"You're fat!" Overheard at a Chinese Primary School

With five months down as an English teacher in China, I have heard so many things that have left me shaking my head and/or laughing out out.  Today, I was sitting at my desk in the office and I happened to glance over at a dialogue on a Chinese grade three English teacher's computer.  After noticing this, I decided that this post was necessary:

A: Who's that boy?
B: Which boy?
A: That fat boy.
B: He's the new boy. His name is Billy.
A: Look at him!

This obviously wouldn't work in the United States or probably anywhere that isn't China.  With a western mindset I read it as, "Hey, look at that fat kid. I heard he is new. Let's stare at Billy!"

This isn't the teacher's intention as she is clearly just trying to get the kids to be able to describe people.

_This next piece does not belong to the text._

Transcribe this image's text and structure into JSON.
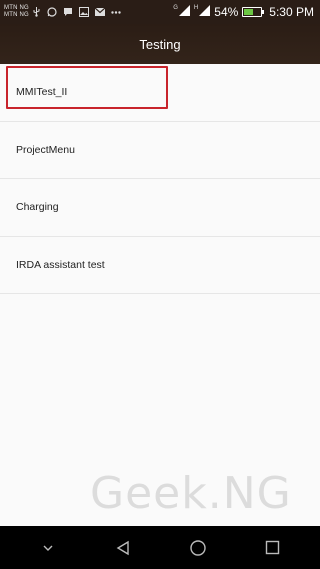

This also isn't the first time I encountered a Chinese person calling someone fat without somehow being offensive.  Once I was teaching a lesson about hobbies where the students were required to write a short paper about what they like doing.  I was pacing the classroom and looking over everyone's shoulder, just like I (and you) hated when I was younger and in elementary school, when a I asked a boy what his hobby is because his paper was blank.  He answered something like, "My hobby is playing footba-"  when the girl next to him cut him off and said, "No, his hobby is eating....because he is FAT!" The boy didn't get upset for some reason and I tried to kind of ignore it until she made sure that I heard her by saying it again and encouraging the boy to write it down.

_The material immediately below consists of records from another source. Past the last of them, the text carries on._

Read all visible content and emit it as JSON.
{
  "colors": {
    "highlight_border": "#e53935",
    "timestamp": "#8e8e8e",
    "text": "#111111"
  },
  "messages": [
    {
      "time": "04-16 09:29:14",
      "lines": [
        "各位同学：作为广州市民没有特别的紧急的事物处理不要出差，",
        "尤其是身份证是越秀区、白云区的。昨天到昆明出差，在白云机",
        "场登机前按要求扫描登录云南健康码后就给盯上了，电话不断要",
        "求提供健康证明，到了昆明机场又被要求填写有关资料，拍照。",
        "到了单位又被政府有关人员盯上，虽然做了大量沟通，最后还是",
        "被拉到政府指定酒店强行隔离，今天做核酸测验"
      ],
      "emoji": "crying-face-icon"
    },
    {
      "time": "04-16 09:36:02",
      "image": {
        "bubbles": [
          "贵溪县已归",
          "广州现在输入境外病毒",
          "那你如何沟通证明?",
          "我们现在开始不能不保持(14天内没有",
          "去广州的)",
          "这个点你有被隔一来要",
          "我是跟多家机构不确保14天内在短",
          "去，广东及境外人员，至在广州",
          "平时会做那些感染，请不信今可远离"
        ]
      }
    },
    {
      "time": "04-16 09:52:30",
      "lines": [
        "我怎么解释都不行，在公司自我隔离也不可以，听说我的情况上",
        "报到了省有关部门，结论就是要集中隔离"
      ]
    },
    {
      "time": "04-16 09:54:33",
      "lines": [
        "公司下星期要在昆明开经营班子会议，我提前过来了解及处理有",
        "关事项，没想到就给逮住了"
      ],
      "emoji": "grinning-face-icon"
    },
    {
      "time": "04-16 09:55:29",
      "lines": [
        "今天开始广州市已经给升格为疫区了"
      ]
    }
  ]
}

Another example is when once I tried telling a teacher that the children in China seem to be in much better shape than most in the United States.  She didn't really believe me, probably because the amount of western advertising that is around in additions to the actors/actresses in the English movies she watches.  Anyway, she said something like "Oh, no...I think some of the boys have very big stomachs in my class.  They are fat." BOOM! They always have to throw the bomb in at the end!

The forth example of the Chinese accidentally using really direct statements was  without the word "fat" in the sentence.  It happened when I just tested a class and one boy did really poorly.  Since I was new at the time and didn't know the students' abilities, I wanted to make sure his English was really that bad and wanted to ask in case he just needed another try.  After asking, the teacher, who assists me in the classroom, nicely informed me that, "he is stupid."  I tried really hard not to laugh but this time I couldn't hold it in and had to tell her what she actually was saying to me.  She too had a laugh and we bring it up from time to time.

Lastly, and just the other day, I was laughing with this teachers who has two completely different classes,  one is really quiet and shy, while the other is really crazy and participates a bit too much sometimes.  After saying this she goes (about the crazy class), "They aren't so good at English....They aren't good at music, P.E., art, math, or really any class."  She did later go on to say that some of the students in the class are some of the top students in the school but when she talked about the class as a whole it was pretty funny and a little bit sad.

They mostly say these things because "by the book English" sometimes doesn't work out so well when you are having a conversation with a native speaker.  This is where Michelle and I come in to make sure they don't get fired for calling an English speaking person fat or stupid unless they actually mean it.

Update 05/19/2013:

While looking at some pictures of Michelle and I, our Chinese friend looked at a picture from last year and says, "You were fat!"